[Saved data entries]
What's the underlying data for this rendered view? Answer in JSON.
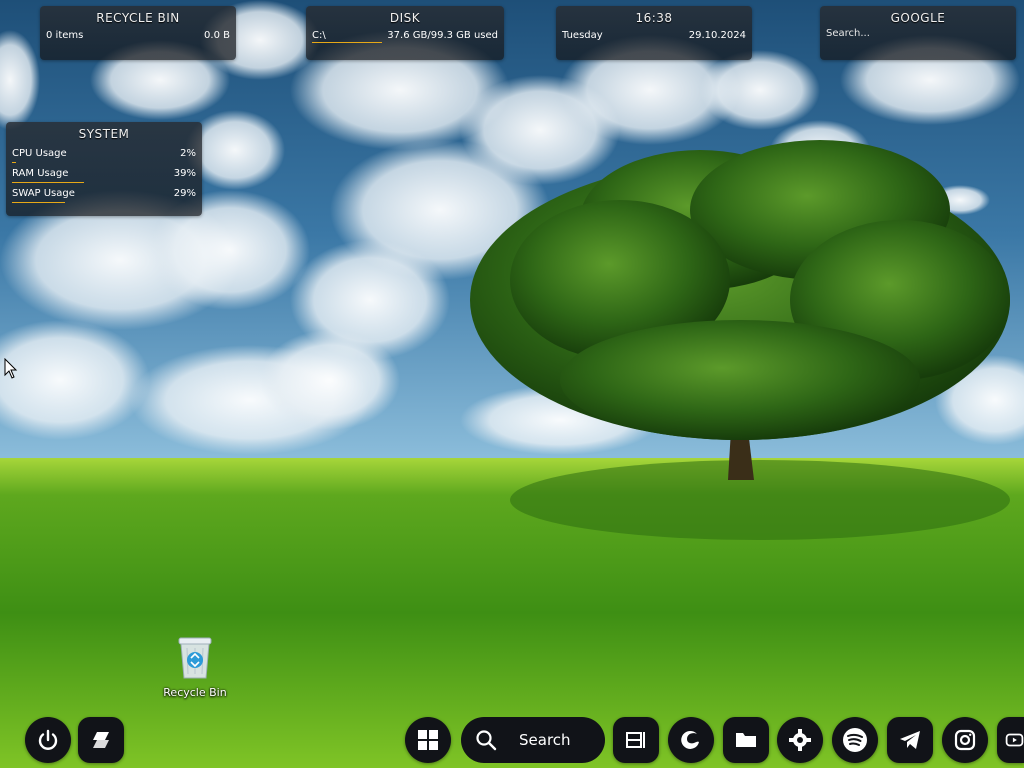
{
  "widgets": {
    "recycle_bin": {
      "title": "RECYCLE BIN",
      "items": "0 items",
      "size": "0.0 B"
    },
    "disk": {
      "title": "DISK",
      "drive": "C:\\",
      "usage": "37.6 GB/99.3 GB used",
      "used_fraction": 0.379
    },
    "clock": {
      "time": "16:38",
      "day": "Tuesday",
      "date": "29.10.2024"
    },
    "google": {
      "title": "GOOGLE",
      "placeholder": "Search..."
    },
    "system": {
      "title": "SYSTEM",
      "rows": [
        {
          "label": "CPU Usage",
          "value": "2%",
          "fraction": 0.02
        },
        {
          "label": "RAM Usage",
          "value": "39%",
          "fraction": 0.39
        },
        {
          "label": "SWAP Usage",
          "value": "29%",
          "fraction": 0.29
        }
      ]
    }
  },
  "desktop": {
    "recycle_bin_label": "Recycle Bin"
  },
  "dock": {
    "search_label": "Search",
    "left_items": [
      "power-icon",
      "app-launcher-icon"
    ],
    "right_items": [
      "windows-start-icon",
      "search-icon",
      "task-view-icon",
      "edge-icon",
      "folder-icon",
      "settings-icon",
      "spotify-icon",
      "telegram-icon",
      "instagram-icon",
      "youtube-icon"
    ]
  },
  "colors": {
    "accent": "#e6a817",
    "dock_bg": "#111318",
    "widget_bg": "#26292e"
  }
}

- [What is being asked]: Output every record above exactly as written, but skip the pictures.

- [Answer for the task]:
What's the underlying data for this rendered view? Answer in JSON.
{
  "widgets": {
    "recycle_bin": {
      "title": "RECYCLE BIN",
      "items": "0 items",
      "size": "0.0 B"
    },
    "disk": {
      "title": "DISK",
      "drive": "C:\\",
      "usage": "37.6 GB/99.3 GB used",
      "used_fraction": 0.379
    },
    "clock": {
      "time": "16:38",
      "day": "Tuesday",
      "date": "29.10.2024"
    },
    "google": {
      "title": "GOOGLE",
      "placeholder": "Search..."
    },
    "system": {
      "title": "SYSTEM",
      "rows": [
        {
          "label": "CPU Usage",
          "value": "2%",
          "fraction": 0.02
        },
        {
          "label": "RAM Usage",
          "value": "39%",
          "fraction": 0.39
        },
        {
          "label": "SWAP Usage",
          "value": "29%",
          "fraction": 0.29
        }
      ]
    }
  },
  "desktop": {
    "recycle_bin_label": "Recycle Bin"
  },
  "dock": {
    "search_label": "Search",
    "left_items": [
      "power-icon",
      "app-launcher-icon"
    ],
    "right_items": [
      "windows-start-icon",
      "search-icon",
      "task-view-icon",
      "edge-icon",
      "folder-icon",
      "settings-icon",
      "spotify-icon",
      "telegram-icon",
      "instagram-icon",
      "youtube-icon"
    ]
  },
  "colors": {
    "accent": "#e6a817",
    "dock_bg": "#111318",
    "widget_bg": "#26292e"
  }
}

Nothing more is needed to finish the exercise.